• **Exercise description**
Should any entry hold a picture, omit that picture and copy the rest of the entry exactly.
Input material Start Marker
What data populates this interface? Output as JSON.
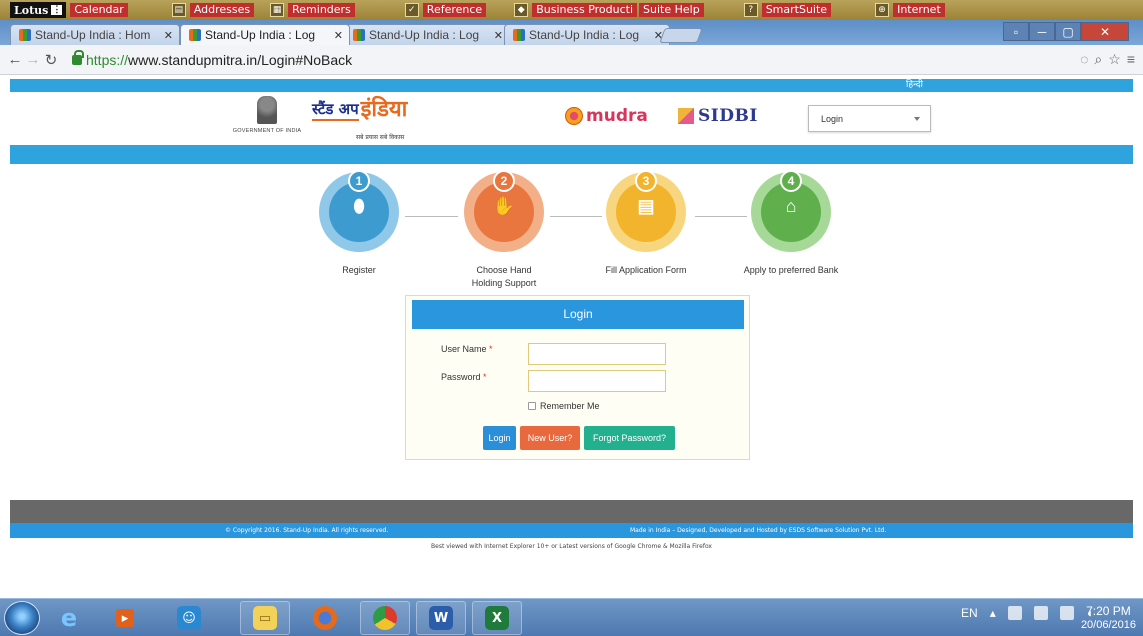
{
  "lotus_bar": {
    "logo": "Lotus",
    "items": [
      {
        "label": "Calendar",
        "icon": "calendar-icon"
      },
      {
        "label": "Addresses",
        "icon": "addresses-icon"
      },
      {
        "label": "Reminders",
        "icon": "reminders-icon"
      },
      {
        "label": "Reference",
        "icon": "reference-icon"
      },
      {
        "label": "Business Producti",
        "icon": "business-icon"
      },
      {
        "label": "Suite Help",
        "icon": "help-icon"
      },
      {
        "label": "SmartSuite",
        "icon": "smartsuite-icon"
      },
      {
        "label": "Internet",
        "icon": "internet-icon"
      }
    ]
  },
  "browser": {
    "tabs": [
      {
        "title": "Stand-Up India : Hom",
        "active": false
      },
      {
        "title": "Stand-Up India : Log",
        "active": true
      },
      {
        "title": "Stand-Up India : Log",
        "active": false
      },
      {
        "title": "Stand-Up India : Log",
        "active": false
      }
    ],
    "url_scheme": "https://",
    "url_rest": "www.standupmitra.in/Login#NoBack"
  },
  "site": {
    "language_link": "हिन्दी",
    "govt_text": "GOVERNMENT OF INDIA",
    "logo_hindi": "स्टैंड अप",
    "logo_india": "इंडिया",
    "logo_tagline": "सबे प्रयास सबे विकास",
    "mudra": "mudra",
    "sidbi": "SIDBI",
    "login_dropdown": "Login",
    "steps": [
      {
        "num": "1",
        "label": "Register",
        "color": "#3e9bd0",
        "ring": "#8fc8e8",
        "glyph": "mouse-icon"
      },
      {
        "num": "2",
        "label": "Choose Hand Holding Support",
        "color": "#e8763e",
        "ring": "#f3b088",
        "glyph": "handshake-icon"
      },
      {
        "num": "3",
        "label": "Fill Application Form",
        "color": "#f2b42c",
        "ring": "#f7d67f",
        "glyph": "form-icon"
      },
      {
        "num": "4",
        "label": "Apply to preferred Bank",
        "color": "#5fb04c",
        "ring": "#a6d897",
        "glyph": "bank-icon"
      }
    ],
    "login_form": {
      "title": "Login",
      "username_label": "User Name",
      "password_label": "Password",
      "required_mark": "*",
      "remember_label": "Remember Me",
      "login_button": "Login",
      "new_user_button": "New User?",
      "forgot_button": "Forgot Password?"
    },
    "footer": {
      "copyright": "© Copyright 2016. Stand-Up India. All rights reserved.",
      "made_in": "Made in India – Designed, Developed and Hosted by ESDS Software Solution Pvt. Ltd.",
      "note": "Best viewed with Internet Explorer 10+ or Latest versions of Google Chrome & Mozilla Firefox"
    }
  },
  "taskbar": {
    "apps": [
      "internet-explorer-icon",
      "media-icon",
      "people-icon",
      "folder-icon",
      "firefox-icon",
      "chrome-icon",
      "word-icon",
      "excel-icon"
    ],
    "lang": "EN",
    "time": "7:20 PM",
    "date": "20/06/2016"
  }
}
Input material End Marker
• **Answer to this problem**
What data populates this interface? Output as JSON.
{
  "lotus_bar": {
    "logo": "Lotus",
    "items": [
      {
        "label": "Calendar",
        "icon": "calendar-icon"
      },
      {
        "label": "Addresses",
        "icon": "addresses-icon"
      },
      {
        "label": "Reminders",
        "icon": "reminders-icon"
      },
      {
        "label": "Reference",
        "icon": "reference-icon"
      },
      {
        "label": "Business Producti",
        "icon": "business-icon"
      },
      {
        "label": "Suite Help",
        "icon": "help-icon"
      },
      {
        "label": "SmartSuite",
        "icon": "smartsuite-icon"
      },
      {
        "label": "Internet",
        "icon": "internet-icon"
      }
    ]
  },
  "browser": {
    "tabs": [
      {
        "title": "Stand-Up India : Hom",
        "active": false
      },
      {
        "title": "Stand-Up India : Log",
        "active": true
      },
      {
        "title": "Stand-Up India : Log",
        "active": false
      },
      {
        "title": "Stand-Up India : Log",
        "active": false
      }
    ],
    "url_scheme": "https://",
    "url_rest": "www.standupmitra.in/Login#NoBack"
  },
  "site": {
    "language_link": "हिन्दी",
    "govt_text": "GOVERNMENT OF INDIA",
    "logo_hindi": "स्टैंड अप",
    "logo_india": "इंडिया",
    "logo_tagline": "सबे प्रयास सबे विकास",
    "mudra": "mudra",
    "sidbi": "SIDBI",
    "login_dropdown": "Login",
    "steps": [
      {
        "num": "1",
        "label": "Register",
        "color": "#3e9bd0",
        "ring": "#8fc8e8",
        "glyph": "mouse-icon"
      },
      {
        "num": "2",
        "label": "Choose Hand Holding Support",
        "color": "#e8763e",
        "ring": "#f3b088",
        "glyph": "handshake-icon"
      },
      {
        "num": "3",
        "label": "Fill Application Form",
        "color": "#f2b42c",
        "ring": "#f7d67f",
        "glyph": "form-icon"
      },
      {
        "num": "4",
        "label": "Apply to preferred Bank",
        "color": "#5fb04c",
        "ring": "#a6d897",
        "glyph": "bank-icon"
      }
    ],
    "login_form": {
      "title": "Login",
      "username_label": "User Name",
      "password_label": "Password",
      "required_mark": "*",
      "remember_label": "Remember Me",
      "login_button": "Login",
      "new_user_button": "New User?",
      "forgot_button": "Forgot Password?"
    },
    "footer": {
      "copyright": "© Copyright 2016. Stand-Up India. All rights reserved.",
      "made_in": "Made in India – Designed, Developed and Hosted by ESDS Software Solution Pvt. Ltd.",
      "note": "Best viewed with Internet Explorer 10+ or Latest versions of Google Chrome & Mozilla Firefox"
    }
  },
  "taskbar": {
    "apps": [
      "internet-explorer-icon",
      "media-icon",
      "people-icon",
      "folder-icon",
      "firefox-icon",
      "chrome-icon",
      "word-icon",
      "excel-icon"
    ],
    "lang": "EN",
    "time": "7:20 PM",
    "date": "20/06/2016"
  }
}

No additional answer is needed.